The 2015 developments mark a new rupture between the open migration and humanitarian discourse of IOs and resistance from EU member states and the Council of the EU in particular. How can IOs influence the EU in order to provide efficient, effective migration and asylum policies that respect international law? How can they move from framing the debate to influencing policy on the ground? Here are a few recommendations:

  • Promote IOs’ expertise and knowledge. IOs palliate the deficiencies of EU staff, for instance within the EEAS. Very few delegations have migration or asylum experts. Training EU officials at headquarter and country level could help spread that expertise more widely.
  • Multi-level advocacy strategy. Since EU member states are the main gatekeepers, headquarter advocacy could extend more towards members of the European Parliament, a strategy that UNHCR has already implemented. This should be accompanied in parallel by advocacy and the mainstreaming of IO ideas at country level, and in relation with beneficiary countries and regional forums.
  • Think outside the box and develop interagency cooperation. The phenomenon of mixed migration flows demonstrates that IOs need to adapt rapidly and to think outside the box. As flows are mixed and combine irregular and forced migration with economic migration, more interagency work is needed at headquarter and country level.
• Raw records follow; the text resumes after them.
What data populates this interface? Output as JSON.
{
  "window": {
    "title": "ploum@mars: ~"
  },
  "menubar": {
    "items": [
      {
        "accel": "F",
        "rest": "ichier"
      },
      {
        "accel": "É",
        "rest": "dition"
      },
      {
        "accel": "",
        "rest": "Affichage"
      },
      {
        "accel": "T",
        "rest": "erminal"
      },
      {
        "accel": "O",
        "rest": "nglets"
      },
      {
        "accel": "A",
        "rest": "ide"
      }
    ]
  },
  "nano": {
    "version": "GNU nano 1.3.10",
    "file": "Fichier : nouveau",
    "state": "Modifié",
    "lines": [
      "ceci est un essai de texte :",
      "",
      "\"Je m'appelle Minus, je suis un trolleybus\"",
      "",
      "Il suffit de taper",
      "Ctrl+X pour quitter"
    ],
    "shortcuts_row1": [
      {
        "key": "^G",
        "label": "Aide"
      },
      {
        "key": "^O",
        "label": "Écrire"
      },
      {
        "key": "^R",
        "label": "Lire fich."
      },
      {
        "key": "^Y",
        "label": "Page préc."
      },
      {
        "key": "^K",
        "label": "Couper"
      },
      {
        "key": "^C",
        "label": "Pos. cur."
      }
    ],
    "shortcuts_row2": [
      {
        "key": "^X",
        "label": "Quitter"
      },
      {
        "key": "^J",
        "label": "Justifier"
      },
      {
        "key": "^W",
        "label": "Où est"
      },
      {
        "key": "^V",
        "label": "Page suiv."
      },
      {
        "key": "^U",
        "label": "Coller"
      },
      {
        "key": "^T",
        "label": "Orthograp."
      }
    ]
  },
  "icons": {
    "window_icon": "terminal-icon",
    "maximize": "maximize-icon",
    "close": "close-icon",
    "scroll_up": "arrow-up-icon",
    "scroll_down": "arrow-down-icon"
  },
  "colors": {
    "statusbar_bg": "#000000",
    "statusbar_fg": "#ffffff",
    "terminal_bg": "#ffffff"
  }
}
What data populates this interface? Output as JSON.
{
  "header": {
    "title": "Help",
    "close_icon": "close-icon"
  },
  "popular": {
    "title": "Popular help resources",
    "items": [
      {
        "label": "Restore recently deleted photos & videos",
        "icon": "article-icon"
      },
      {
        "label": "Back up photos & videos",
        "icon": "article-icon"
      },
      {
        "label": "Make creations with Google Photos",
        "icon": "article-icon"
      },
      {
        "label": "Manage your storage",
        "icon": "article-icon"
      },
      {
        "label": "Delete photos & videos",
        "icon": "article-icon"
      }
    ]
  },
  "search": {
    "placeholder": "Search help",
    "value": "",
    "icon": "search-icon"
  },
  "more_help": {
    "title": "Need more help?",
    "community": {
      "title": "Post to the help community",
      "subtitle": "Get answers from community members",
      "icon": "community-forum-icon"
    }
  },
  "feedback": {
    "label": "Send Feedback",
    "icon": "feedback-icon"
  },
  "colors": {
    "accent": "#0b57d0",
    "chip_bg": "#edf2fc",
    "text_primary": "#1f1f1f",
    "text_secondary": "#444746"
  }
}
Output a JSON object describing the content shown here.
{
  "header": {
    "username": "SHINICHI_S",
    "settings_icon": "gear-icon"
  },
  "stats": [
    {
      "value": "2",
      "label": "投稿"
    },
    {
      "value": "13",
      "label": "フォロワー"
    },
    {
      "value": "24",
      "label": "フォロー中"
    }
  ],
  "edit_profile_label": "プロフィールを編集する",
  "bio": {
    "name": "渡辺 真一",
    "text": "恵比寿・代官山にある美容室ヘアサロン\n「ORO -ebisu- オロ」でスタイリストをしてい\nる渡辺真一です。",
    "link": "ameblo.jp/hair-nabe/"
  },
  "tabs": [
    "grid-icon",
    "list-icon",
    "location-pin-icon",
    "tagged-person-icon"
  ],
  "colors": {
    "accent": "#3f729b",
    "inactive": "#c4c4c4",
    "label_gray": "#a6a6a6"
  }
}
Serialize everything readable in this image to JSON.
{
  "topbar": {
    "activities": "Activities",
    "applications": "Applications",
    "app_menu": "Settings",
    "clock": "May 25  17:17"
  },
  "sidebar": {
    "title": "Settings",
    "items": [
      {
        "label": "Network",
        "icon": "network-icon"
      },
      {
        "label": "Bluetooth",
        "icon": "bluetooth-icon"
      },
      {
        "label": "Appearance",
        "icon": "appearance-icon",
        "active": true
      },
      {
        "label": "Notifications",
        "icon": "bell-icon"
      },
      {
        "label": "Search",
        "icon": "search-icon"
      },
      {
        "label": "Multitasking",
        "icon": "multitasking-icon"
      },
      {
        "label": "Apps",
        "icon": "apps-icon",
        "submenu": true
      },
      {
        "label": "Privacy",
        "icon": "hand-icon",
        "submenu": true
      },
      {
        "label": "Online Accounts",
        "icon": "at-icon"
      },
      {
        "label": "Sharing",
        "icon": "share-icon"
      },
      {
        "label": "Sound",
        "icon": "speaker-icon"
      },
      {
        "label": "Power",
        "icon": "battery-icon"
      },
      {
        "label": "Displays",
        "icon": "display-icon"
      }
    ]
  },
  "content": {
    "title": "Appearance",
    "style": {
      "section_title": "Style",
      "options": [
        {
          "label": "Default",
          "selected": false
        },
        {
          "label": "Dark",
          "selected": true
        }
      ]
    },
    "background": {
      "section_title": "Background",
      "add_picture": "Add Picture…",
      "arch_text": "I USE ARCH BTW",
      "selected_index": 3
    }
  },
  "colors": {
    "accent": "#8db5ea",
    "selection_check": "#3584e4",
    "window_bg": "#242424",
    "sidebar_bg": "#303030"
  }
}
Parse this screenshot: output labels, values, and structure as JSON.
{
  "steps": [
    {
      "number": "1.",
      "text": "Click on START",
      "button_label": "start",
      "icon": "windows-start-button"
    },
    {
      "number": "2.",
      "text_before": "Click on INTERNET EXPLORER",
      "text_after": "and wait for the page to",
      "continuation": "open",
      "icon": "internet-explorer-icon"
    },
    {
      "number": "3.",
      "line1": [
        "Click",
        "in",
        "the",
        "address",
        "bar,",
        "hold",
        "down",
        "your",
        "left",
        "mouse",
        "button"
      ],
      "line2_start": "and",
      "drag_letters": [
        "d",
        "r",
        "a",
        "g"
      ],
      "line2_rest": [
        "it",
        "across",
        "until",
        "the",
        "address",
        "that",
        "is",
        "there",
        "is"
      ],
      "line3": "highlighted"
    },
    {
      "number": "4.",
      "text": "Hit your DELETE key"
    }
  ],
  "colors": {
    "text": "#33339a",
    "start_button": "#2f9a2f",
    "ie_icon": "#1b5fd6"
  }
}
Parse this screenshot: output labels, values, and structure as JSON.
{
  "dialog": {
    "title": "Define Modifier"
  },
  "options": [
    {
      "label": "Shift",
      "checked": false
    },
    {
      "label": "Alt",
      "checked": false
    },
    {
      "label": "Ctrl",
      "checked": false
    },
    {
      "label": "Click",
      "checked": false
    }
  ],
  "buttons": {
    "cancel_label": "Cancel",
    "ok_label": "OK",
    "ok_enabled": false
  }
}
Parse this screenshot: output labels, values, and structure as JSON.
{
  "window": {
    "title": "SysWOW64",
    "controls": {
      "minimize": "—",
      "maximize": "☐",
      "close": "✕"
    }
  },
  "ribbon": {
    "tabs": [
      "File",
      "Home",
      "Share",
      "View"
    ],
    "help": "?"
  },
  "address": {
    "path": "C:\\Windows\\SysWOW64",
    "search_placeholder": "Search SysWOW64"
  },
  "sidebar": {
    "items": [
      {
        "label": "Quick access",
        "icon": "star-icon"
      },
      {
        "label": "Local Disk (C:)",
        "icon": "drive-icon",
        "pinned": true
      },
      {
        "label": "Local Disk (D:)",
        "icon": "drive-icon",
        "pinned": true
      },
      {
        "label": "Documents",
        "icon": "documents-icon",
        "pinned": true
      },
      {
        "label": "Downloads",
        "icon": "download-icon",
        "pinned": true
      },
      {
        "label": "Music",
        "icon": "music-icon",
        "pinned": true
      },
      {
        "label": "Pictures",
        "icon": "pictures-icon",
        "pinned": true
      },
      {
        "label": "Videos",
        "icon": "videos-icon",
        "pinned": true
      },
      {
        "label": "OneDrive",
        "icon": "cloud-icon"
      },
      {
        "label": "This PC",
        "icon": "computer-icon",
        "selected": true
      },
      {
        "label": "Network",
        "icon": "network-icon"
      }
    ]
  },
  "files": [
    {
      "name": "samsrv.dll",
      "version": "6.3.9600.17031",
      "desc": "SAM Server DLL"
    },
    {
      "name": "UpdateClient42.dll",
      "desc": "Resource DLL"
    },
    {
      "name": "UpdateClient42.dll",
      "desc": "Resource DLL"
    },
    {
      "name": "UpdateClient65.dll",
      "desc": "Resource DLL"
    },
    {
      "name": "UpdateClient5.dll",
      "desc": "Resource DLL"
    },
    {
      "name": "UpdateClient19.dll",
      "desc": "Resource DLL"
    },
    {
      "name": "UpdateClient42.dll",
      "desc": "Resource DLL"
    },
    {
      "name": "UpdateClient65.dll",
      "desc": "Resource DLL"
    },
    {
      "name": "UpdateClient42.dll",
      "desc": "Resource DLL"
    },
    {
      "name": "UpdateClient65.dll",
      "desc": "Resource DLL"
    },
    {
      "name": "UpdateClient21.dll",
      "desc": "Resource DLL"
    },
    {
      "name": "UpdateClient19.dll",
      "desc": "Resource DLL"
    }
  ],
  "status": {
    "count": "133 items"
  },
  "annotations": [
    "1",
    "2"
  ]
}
Beyond joint statements and reports, UNHCR and IOM could, in particular, push the EU to set up a Libyan and Syrian MMTF.
  • Promote a transregional approach. Namely, work on the relevance of adjacent regions to the Mediterranean, in particular the arc of crisis in the Sahel-Sahara. IOs and EU need to work together with Mediterranean partners to develop sub-regional strategies.
  • Capitalise on global membership. The current crisis does not merely concern Europe and its MENA neighbours. IOs can capitalise on their wide membership to advocate different policies from the Gulf countries or even the United States. Potential impact on North Atlantic Treaty Organisation (NATO) or even the private sector and commercial ships could ensure the United States will stop seeing the situation as mostly a European problem.
  • Remain modest. Institutional expansionism, if not designed properly, can increase IOs’ dependence on funders such as the EU, but also dilute IOs’ objectives and thus contribute to their irrelevance vis-à-vis EU and Mediterranean countries.
  • Widen cooperation with Frontex. This should apply to border management, training and scrutinising guards’ activities. This would foster a socialization of EU border guards to international legal norms.
  • Ensure the EU and Mediterranean partners reform their migration and refugee policies. This could be done via specific task forces that could foster national dialogue with beneficiary countries.

Furthermore, there is a gap between IOs discourse and practice, notably when it comes to their role of implementers of EU-funded projects. For instance, if UNHCR has been prompt in criticising the EU for its externalisation of border control, the agency ‘is still unable to guarantee [refugees and asylum seekers] an effective protection against deportations to Algeria.’ UNHCR finds itself trapped between its humanitarian discourse and identity and its contribution to a ‘global police of populations’.


This is a summary of a policy brief on Migration and Refugee Governance in the Mediterranean: Europe and International Organizations at a Crossroads.

It was published with IAI within the context of the New-Med Research Network.